Valerie Smith, Director of Solutions at Parachute, had a great opportunity to attend the International Vision Zero Conference in Stockholm, Sweden June 14-15.
The concept of Vision Zero first originated in Sweden in 1995. Since its inception, Sweden has been tremendously successful in reducing the number of traffic deaths by half. Its transportation system is known as one of the most successful in the world. Although the Swedish government started Vision Zero over 20 years ago, they used this year’s conference as an opportunity to re-launch it, as “Vision Zero 2.0”. They spoke clearly that the only way forward was a goal of zero and that efforts needed to be magnified in order to maintain success. Vision Zero 2.0 takes Sweden to 2030, and allows them to focus on innovation and adaptability, as they work to ensure safe mobility. Many of us look to Sweden as the role model for Vision Zero. However, as Vision Zero grows and adapts, Sweden is now looking outward and leveraging the amazing approaches other cities are taking, as they reaffirm their own commitment to traffic safety.

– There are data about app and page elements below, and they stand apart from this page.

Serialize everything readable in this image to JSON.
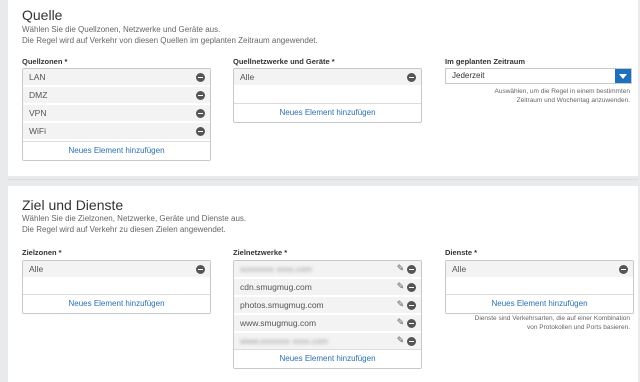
{
  "source": {
    "title": "Quelle",
    "desc1": "Wählen Sie die Quellzonen, Netzwerke und Geräte aus.",
    "desc2": "Die Regel wird auf Verkehr von diesen Quellen im geplanten Zeitraum angewendet.",
    "zones_label": "Quellzonen *",
    "zones": [
      "LAN",
      "DMZ",
      "VPN",
      "WiFi"
    ],
    "zones_add": "Neues Element hinzufügen",
    "networks_label": "Quellnetzwerke und Geräte *",
    "networks": [
      "Alle"
    ],
    "networks_add": "Neues Element hinzufügen",
    "schedule_label": "Im geplanten Zeitraum",
    "schedule_value": "Jederzeit",
    "schedule_hint1": "Auswählen, um die Regel in einem bestimmten",
    "schedule_hint2": "Zeitraum und Wochentag anzuwenden."
  },
  "destination": {
    "title": "Ziel und Dienste",
    "desc1": "Wählen Sie die Zielzonen, Netzwerke, Geräte und Dienste aus.",
    "desc2": "Die Regel wird auf Verkehr zu diesen Zielen angewendet.",
    "zones_label": "Zielzonen *",
    "zones": [
      "Alle"
    ],
    "zones_add": "Neues Element hinzufügen",
    "networks_label": "Zielnetzwerke *",
    "networks": [
      "xxxxxxxx xxxx.com",
      "cdn.smugmug.com",
      "photos.smugmug.com",
      "www.smugmug.com",
      "www.xxxxxxx xxxx.com"
    ],
    "networks_add": "Neues Element hinzufügen",
    "services_label": "Dienste *",
    "services": [
      "Alle"
    ],
    "services_add": "Neues Element hinzufügen",
    "services_hint1": "Dienste sind Verkehrsarten, die auf einer Kombination",
    "services_hint2": "von Protokollen und Ports basieren."
  },
  "icons": {
    "remove": "minus-circle-icon",
    "edit": "pencil-icon",
    "dropdown": "chevron-down-icon"
  },
  "colors": {
    "accent": "#1f6fbf",
    "link": "#2a6fb0"
  }
}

Who was at the conference?
There were over 200 delegates from countries all over the world, including Kenya, Malaysia, India, Israel, Mexico, and Columbia.
What’s happening around the world with VZ, and what was a big take-away?
One of the most important learnings from the conference was that Vision Zero is, and should be, adaptable to diverse contexts. Cities around the world are not built out the same; capacity, infrastructure, culture, history, and policies all vary drastically. While the core tenets of Vision Zero should be adhered to across the board, cities and counties around the world will roll out and foster their own Vision Zero. It was very interesting to hear about the various ways in which cities are implementing it in their own jurisdictions, facing and solving their own particular challenges.
Rohit Baluja, President of the Institute of Road Traffic Education in India, shared stories of both the successes and the challenges of two-wheeler safety issues in the streets of Delhi. Almost 73% of the over 200 million vehicle population is powered by two-wheelers. Yet India continues to outsource its traffic engineering, instead of establishing a compatible public transport policy specific to India’s particular context. He made reference to Garbage in – garbage out – stressing the importance of using only evidence-based interventions and adhering to strict diligence around data or efforts will be in vain.
Leah Shahum, from the Vision Zero Network in the US, spoke about the power of the grassroots movement in moving Vision Zero forward, with a real emphasis on ensuring that solutions are prioritized for low-income communities. Leah discussed the implications of interventions like increased enforcement on these communities, and some of the unintended negative outcomes.
In Mexico, Laura Ballesteros, Undersecretary for the Ministry of Mobility, shared how they are working on a huge paradigm shift in mobility, by implementing new policies and laws. These polices are being used to make the streets safer and more humane for pedestrians by focusing largely on speed reduction. In Mexico City, where they are managing not only a public transport system, but in fact 23 million journeys daily – of which 5.5 million are by car. Reducing speeds from 90 KPH to 70 KPH on highways, and 50 KPH to 40 KPH on neighborhood roads, has resulted in 18% fewer deaths in just over a year and a half. She emphasized the importance of staying strong and committed in a culture resistant to change.
Winnie Mitullah, Director of the Institute for Development Studies, spoke about the challenges of non-motorized transport in countries such as Kenya, where transport and city planning remain focused on automobile-dependent solutions. This dominant car-centric approach does not pay adequate attention to walking and cycling and separates mobility and safety into two silos. A significant shift in both policy and political commitment is needed to prioritize walking and cycling as strategies for sustainable transport policy in urban Africa.
What does this mean for Parachute Vision Zero Network?
Attending these conferences and learning about the Vision Zero movement happening across the globe is not only inspiring, it also allows Parachute to share knowledge, lessons learned, connections and stories with our own network of engaged road safety champions.